Fresh Christmas trees are practically flying off the lot at Urquhart’s Tree Farm near Dexter this holiday season.
Detroit Mayor-elect Michael Duggan, who made his annual pilgrimage just after Thanksgiving, is among regulars at the “choose and cut” farm. So is the young couple who got so excited when he surprised her by popping the question that they grabbed a pre-cut tree rather than cutting a fresh one, as planned, and quickly sped away to show friends her engagement ring.
“I guess he was afraid she’d change her mind,” mused Sue Urquhart, who has owned the tree farm with her husband, Brian, since 1973.
Unlike the newly-engaged couple, most folks stay a while at the farm, seven miles west of Ann Arbor, and set about creating what they hope will be lifelong holiday traditions and memories. It’s all part of a growing “agri-tainment” trend in Michigan and around the nation.
Tree-seekers at Urquhart’s may grab a wheeled cart and a bow-saw and set off for the fields on their own, or take a wagon ride to pick the perfect tree from among thousands. Choices include Michigan white pines, blue spruce and several varieties of firs, including Fraser, Douglas and a relatively new variety called Korean. Depending on the species, prices are $7 or $8 per foot, which puts most of the fresh trees in the $50 to $90 range.
Urquhart’s is just one of nearly 700 Christmas tree farms in Michigan. With an annual harvest of approximately three million trees and a wholesale value in excess of $40-million, our state ranks third nationally in Christmas tree production. Michigan also grows more than a dozen species, more than any other state, according to Make It a Real Michigan Christmas, a three-year-old industry trade group whose website,(http://www.realmichiganchristmas.com), notes that 85 percent of artificial Christmas trees are imported from China.
After finding just the right tree and cutting it down, customers at Urquhart’s return to the barn and watch as staff members put it through the shaker and baler before loading it onto the family car. Inside, visitors may browse among the fresh wreaths and ornaments while warming up with cocoa and snacks.

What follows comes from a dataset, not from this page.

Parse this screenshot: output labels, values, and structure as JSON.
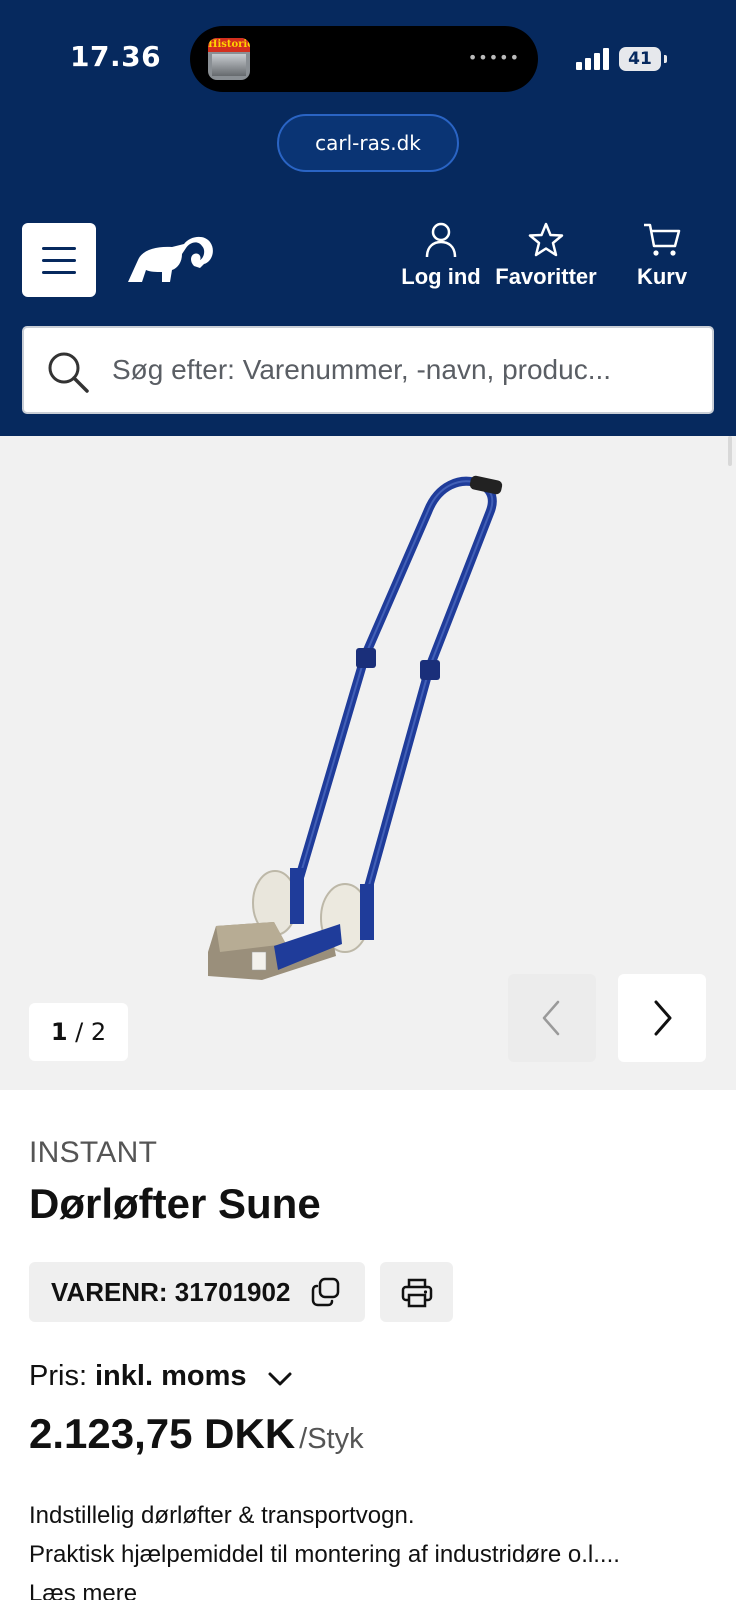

By way of full disclosure, I know this because my 21-year-old daughter, Jenny, who is majoring in environmental science at the University of Michigan, has worked at Urquhart’s for two years. On hot summer days, she’s out in the fields, driving a small orange tractor, picking pine cones and otherwise trimming and maintaining the Christmas trees, which typically grow for eight years before they’re ready for harvest (the really tall ones can take up to 15 years!). Each December, she greets visitors such as giggling lovebirds and Detroit’s mayor-elect, who, according to Sue Urquhart, is looking forward to getting a really big tree next year for the Manoogian Mansion.

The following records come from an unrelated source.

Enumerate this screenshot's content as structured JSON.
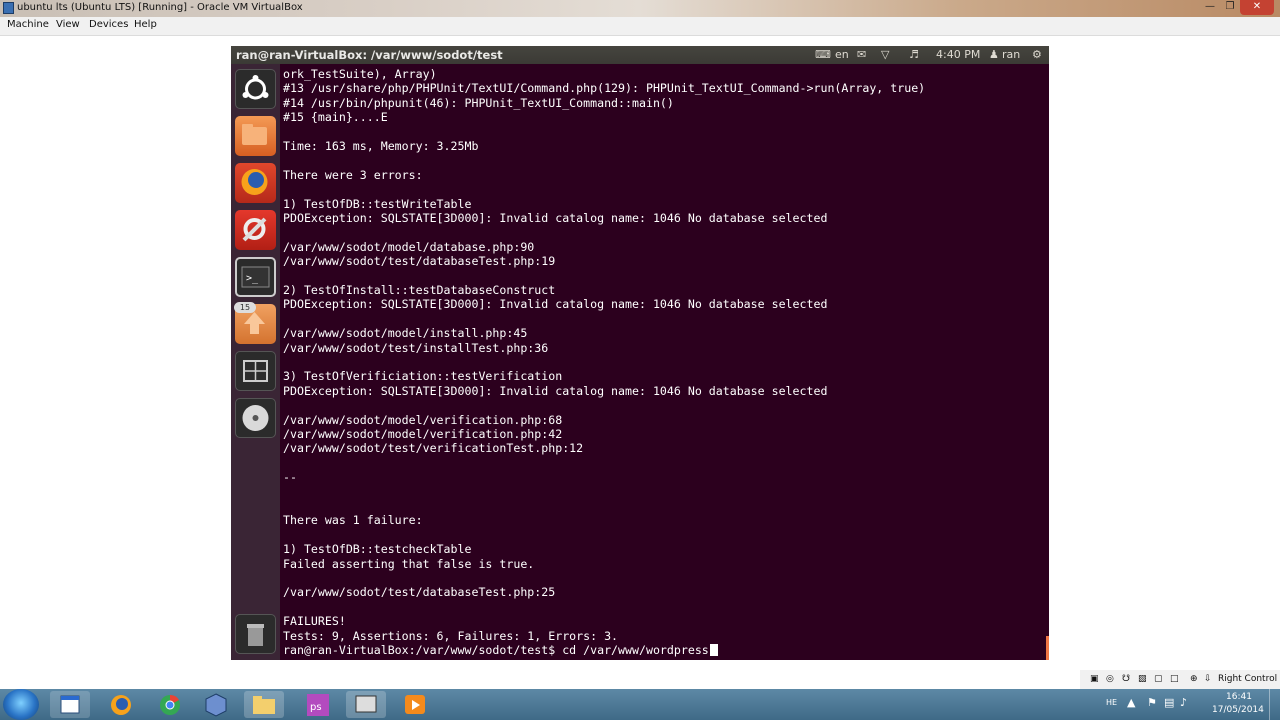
{
  "host_window": {
    "title": "ubuntu lts (Ubuntu LTS) [Running] - Oracle VM VirtualBox",
    "menu": [
      "Machine",
      "View",
      "Devices",
      "Help"
    ],
    "status_host_key": "Right Control"
  },
  "guest_topbar": {
    "window_title": "ran@ran-VirtualBox: /var/www/sodot/test",
    "keyboard_layout": "en",
    "clock": "4:40 PM",
    "user": "ran"
  },
  "launcher": {
    "badge_count": "15",
    "items": [
      "ubuntu-logo-icon",
      "files-icon",
      "firefox-icon",
      "system-settings-icon",
      "terminal-icon",
      "software-updater-icon",
      "workspaces-icon",
      "cd-drive-icon",
      "trash-icon"
    ]
  },
  "terminal": {
    "lines": [
      "ork_TestSuite), Array)",
      "#13 /usr/share/php/PHPUnit/TextUI/Command.php(129): PHPUnit_TextUI_Command->run(Array, true)",
      "#14 /usr/bin/phpunit(46): PHPUnit_TextUI_Command::main()",
      "#15 {main}....E",
      "",
      "Time: 163 ms, Memory: 3.25Mb",
      "",
      "There were 3 errors:",
      "",
      "1) TestOfDB::testWriteTable",
      "PDOException: SQLSTATE[3D000]: Invalid catalog name: 1046 No database selected",
      "",
      "/var/www/sodot/model/database.php:90",
      "/var/www/sodot/test/databaseTest.php:19",
      "",
      "2) TestOfInstall::testDatabaseConstruct",
      "PDOException: SQLSTATE[3D000]: Invalid catalog name: 1046 No database selected",
      "",
      "/var/www/sodot/model/install.php:45",
      "/var/www/sodot/test/installTest.php:36",
      "",
      "3) TestOfVerificiation::testVerification",
      "PDOException: SQLSTATE[3D000]: Invalid catalog name: 1046 No database selected",
      "",
      "/var/www/sodot/model/verification.php:68",
      "/var/www/sodot/model/verification.php:42",
      "/var/www/sodot/test/verificationTest.php:12",
      "",
      "--",
      "",
      "",
      "There was 1 failure:",
      "",
      "1) TestOfDB::testcheckTable",
      "Failed asserting that false is true.",
      "",
      "/var/www/sodot/test/databaseTest.php:25",
      "",
      "FAILURES!",
      "Tests: 9, Assertions: 6, Failures: 1, Errors: 3."
    ],
    "prompt": "ran@ran-VirtualBox:/var/www/sodot/test$ cd /var/www/wordpress"
  },
  "windows_taskbar": {
    "items": [
      "start-orb",
      "file-explorer-window-icon",
      "firefox-icon",
      "chrome-icon",
      "virtualbox-icon",
      "explorer-folder-icon",
      "phpstorm-icon",
      "virtualbox-vm-icon",
      "media-player-icon"
    ],
    "lang": "HE",
    "time": "16:41",
    "date": "17/05/2014"
  }
}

Located at 10050 Jerusalem Road, Chelsea, Urquhart’s Tree Farm will be open from 3-5 p.m. Wednesdays through Fridays and 10 a.m. to 5 p.m. Saturdays and Sundays through Dec. 21.